The explosion in Minneapolis biking mileage was dramatically reinforced at last week’s city-county open house on bikeway planning -- and more is on the way.
According to city maps, the mileage in Minneapolis devoted to bike travel has shot up, from 82 miles in 1997 to 139 in 2010 to 207 this year. The city is now working on boosting that to 402 miles long-term.
Those numbers are slightly deceptive. For example, the 1997 numbers include 62 miles of what are labeled protected bikeways. But most of those are on off-road recreational paths installed by the Minneapolis Park and Recreation Board long ago in the 1970s along its parkways.
They’re included in the category of protected bikeways, but the planning these days for protected bikeways in the city is focused mostly on on-street bikeways. The city’s main bike advocacy group has set a goal of 30 miles of protected bikeways on city streets by 2020.
Protected bikeways have some degree of separation from nearby traffic that’s more than paint, such as a curb, bollards or a different elevation. Some people make a distinction between protected bike lanes and cycle tracks – reserving the latter term for places like Washington Avenue where a new two-way set of two-way lanes will be up on the curb level.
Much of the recent growth in Minneapolis has been in the cheapest form of bike facility, which are simple painted bike lanes. Mileage there has grown from 19 miles in 1997 to 78 miles now, with more than 50 miles more on the drawing boards.
It seems like bike planning is exploding these days. Minneapolis is updating its 2011 bike master plan to show where bikers want protected bikeways. Hennepin County and Three Rivers Park District are close to putting the finishing on an update of a bike plan. MnDOT is developing a statewide plan for a bicycle system, and is planning a workshop and open house on Thursday in north Minneapolis.

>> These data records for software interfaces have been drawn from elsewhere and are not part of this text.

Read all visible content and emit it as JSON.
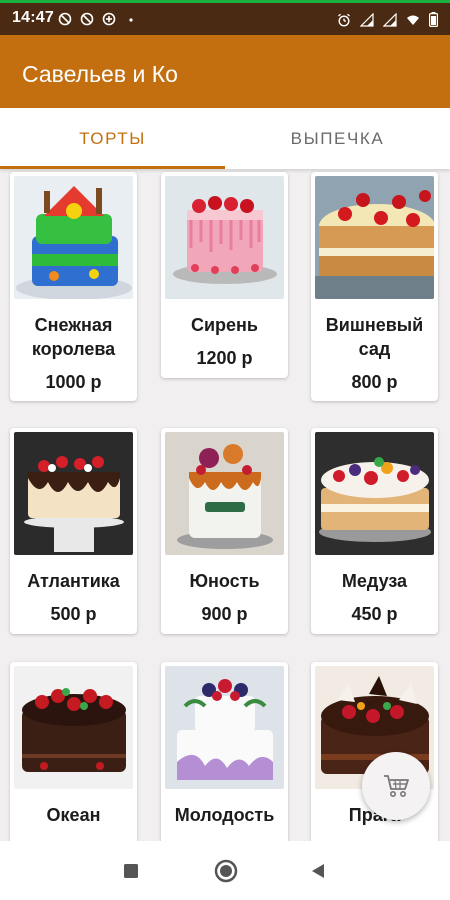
{
  "status_bar": {
    "time": "14:47",
    "left_icons": [
      "no-signal-icon",
      "no-signal-icon",
      "data-saver-icon",
      "dot-icon"
    ],
    "right_icons": [
      "alarm-icon",
      "signal-icon",
      "signal-icon",
      "wifi-icon",
      "battery-icon"
    ]
  },
  "app_bar": {
    "title": "Савельев и Ко",
    "color": "#c46f0f"
  },
  "tabs": [
    {
      "label": "ТОРТЫ",
      "active": true
    },
    {
      "label": "ВЫПЕЧКА",
      "active": false
    }
  ],
  "products": [
    {
      "name": "Снежная королева",
      "price": "1000 р"
    },
    {
      "name": "Сирень",
      "price": "1200 р"
    },
    {
      "name": "Вишневый сад",
      "price": "800 р"
    },
    {
      "name": "Атлантика",
      "price": "500 р"
    },
    {
      "name": "Юность",
      "price": "900 р"
    },
    {
      "name": "Медуза",
      "price": "450 р"
    },
    {
      "name": "Океан",
      "price": ""
    },
    {
      "name": "Молодость",
      "price": ""
    },
    {
      "name": "Прага",
      "price": ""
    }
  ],
  "fab": {
    "icon": "cart-icon"
  },
  "nav": {
    "buttons": [
      "recents-square-icon",
      "home-circle-icon",
      "back-triangle-icon"
    ]
  }
}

In case you’re wondering how long it may take the city to hit the goal of 402 miles, think long-term. Simon Blenski, a city bike planner said the goal is to have the on-street lanes now listed in the city’s master plan done in 20 years, but that off-street routes could take 30 years.
Whenever that happens, most Minneapolis rides should find a bike route handy. The city master plan calls for every resident to live within one-quarter mile of a signed bike route, one-half mile of a bike lane and one mile of a trail by 2020.
But getting those additional lanes installed could be tougher in the future. The bike route explosion of the past dozen years was given a considerable boost both by fitness advocate and Mayor R.T. Rybak, now out of City Hall, and by a key appropriation. The money came from the $28 million in federal aid that flowed to the Twin Cities under a pilot program to encourage biking and walking engineered by the late U.S. Rep. Jim Oberstar. But offsetting the end of that funding is the emergence of a Minneapolis bike lobby determined to redistribute how streets are split between motorists, bikers and walkers.